Following surgery to repair damaged knee cartilage, patients are moved to the recovery room until the effects of the anesthetic wear off. Minimally-invasive surgeries like knee arthroscopy typically allow individuals to return home on the same day as their operation, but more extensive repairs involving open surgery could require a few days of clinical care and observation.
After being discharged, patients will need crutches in the first 2-6 weeks of their recovery to reduce weight bearing on their operated knee. Symptom management is similar to conservative treatment and includes:
Some patients may require a cast or brace to keep the knee immobile, and maintaining an adequate weight is vital for relieving stress on the joint. Novel regenerative treatments such as platelet-rich plasma, exosome, or stem cell injections can help patients recover faster by stimulating new cell growth.
Patients can typically return to non-strenuous activities and sedentary occupations after about 6 weeks. Physical therapy and rehabilitation are essential to healing and regaining proper knee function, but the recovery time will vary for every person, according to the type of repair.

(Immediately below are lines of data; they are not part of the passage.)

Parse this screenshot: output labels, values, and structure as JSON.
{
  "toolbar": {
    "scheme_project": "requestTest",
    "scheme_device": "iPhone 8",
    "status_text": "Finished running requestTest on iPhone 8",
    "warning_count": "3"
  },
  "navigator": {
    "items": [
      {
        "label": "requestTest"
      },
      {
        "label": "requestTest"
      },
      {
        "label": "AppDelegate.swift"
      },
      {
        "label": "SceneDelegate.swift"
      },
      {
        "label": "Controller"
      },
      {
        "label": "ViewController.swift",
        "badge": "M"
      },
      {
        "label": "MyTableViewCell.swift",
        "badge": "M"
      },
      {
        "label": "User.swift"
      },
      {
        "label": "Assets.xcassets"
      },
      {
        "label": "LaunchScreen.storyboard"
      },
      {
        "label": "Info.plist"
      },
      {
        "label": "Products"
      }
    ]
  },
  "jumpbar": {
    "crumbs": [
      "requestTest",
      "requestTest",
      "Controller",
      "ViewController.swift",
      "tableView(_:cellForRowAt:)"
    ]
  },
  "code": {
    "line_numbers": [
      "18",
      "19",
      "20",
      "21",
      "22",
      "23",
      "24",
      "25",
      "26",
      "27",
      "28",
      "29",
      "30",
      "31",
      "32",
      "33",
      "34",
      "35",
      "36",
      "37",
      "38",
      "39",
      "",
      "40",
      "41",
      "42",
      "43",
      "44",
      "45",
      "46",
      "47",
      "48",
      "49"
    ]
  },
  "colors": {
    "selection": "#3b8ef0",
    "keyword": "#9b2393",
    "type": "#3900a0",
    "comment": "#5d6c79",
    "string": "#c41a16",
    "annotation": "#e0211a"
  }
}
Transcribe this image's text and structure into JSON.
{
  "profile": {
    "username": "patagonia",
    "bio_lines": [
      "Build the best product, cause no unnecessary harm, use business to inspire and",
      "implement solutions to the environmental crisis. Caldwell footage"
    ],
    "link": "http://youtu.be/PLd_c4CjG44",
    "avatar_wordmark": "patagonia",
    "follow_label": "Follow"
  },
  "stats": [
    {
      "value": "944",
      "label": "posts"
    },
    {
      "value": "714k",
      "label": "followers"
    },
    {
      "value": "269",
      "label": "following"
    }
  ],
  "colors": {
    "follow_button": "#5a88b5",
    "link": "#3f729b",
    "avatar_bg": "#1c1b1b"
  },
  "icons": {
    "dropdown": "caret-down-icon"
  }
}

Patients that undergo osteochondral allograft or autograft procedures are usually cleared after about 6 months, while autologous chondrocyte implantation and microfractures could require 12-16 months to recuperate. Professional athletes and active individuals should use supportive braces for a few months after being cleared to avoid reinjures and future repairs.